Alison Elizabeth Taylor is back at the James Cohan Gallery, in a show that should been seen and appreciated. Taylor’s work is immediately recognizable, and she has gained a reputation for “reinvigorating the Renaissance craft of marquetry, or intarsia wood inlay, a medium once made popular during the unprecedented age of luxury of Louis XIV’s Court of Versailles. By choosing a medium that is typically associated with wealth and power to portray dystopian scenes of everyday life, Taylor creates a tension between the luxurious connotations of the material and a certain abjectness of the subject matter.”
Alison Elizabeth Taylor
James Cohan Gallery
533 West 26th Street
May 7 – June 19
Jim Campbell’s show at Bryce Wolkowitz Gallery, Exploded View, continues his exploration of LED technology. With this new work Campbell “takes a traditional two-dimensional surface and pulls it apart into a three dimensional grid,” resulting in pieces that force the viewer “to rely on perception and memory as a means to understand its logic.” It’s the most interesting show I’ve seen this season.
Good for Swoon.
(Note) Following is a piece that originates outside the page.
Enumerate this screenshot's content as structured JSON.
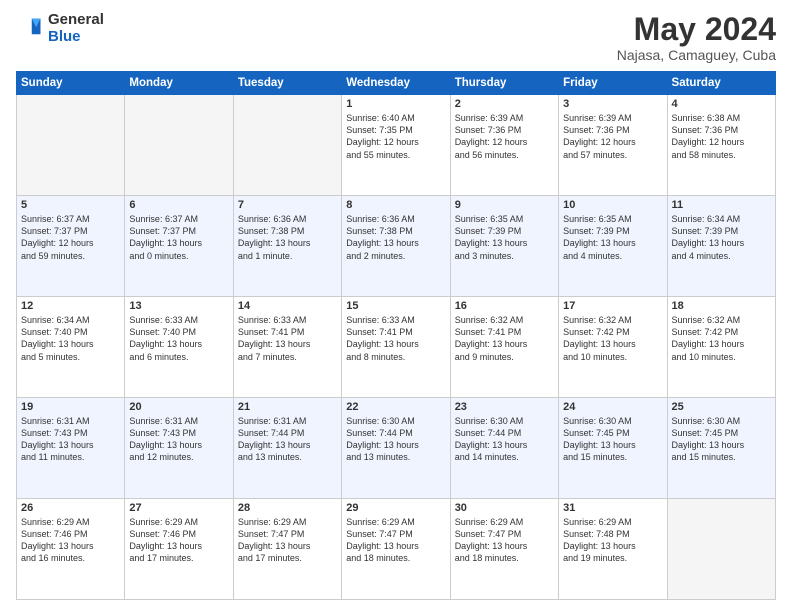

She has a book coming out in correspondence with her current work at Urban Art Projects. A book signing will take place at their headquarters, 136 Wythe Avenue, Brooklyn, on Saturday, May 8, from 6:00 – 9:00 PM.
Greenwich Avenue becomes a strolling gallery this month with their annual “Art to the Avenue,” May 6 – May 31. More info here.
Picasso’s “Nude, Green Leaves and Bust” sold at Christie’s ‘Spring Masterpieces’ auction for $106.5 Million, the most money ever paid for a piece of art. The home where it had hung is noteworthy as well.
Andy Goldsworthy’s show at Galerie Lelong, New York Dirt Water Light, consists of “photographs, sculpture and videos made exclusively in New York City” showing “debris, a passersby, and the interplay of natural and artificial light—demonstrating the artist’s broad, compelling understanding of nature.”
New York Dirt Water Light
528 West 26th Street
May 6 – June 19
Virginia Martinsen shows at ATM Gallery.
Stephanie Winters, a prominent cellist and patron of the arts, was interviewed on April 23 by Harry Allen on his WBAI show “Nonfiction.” Listen to it here.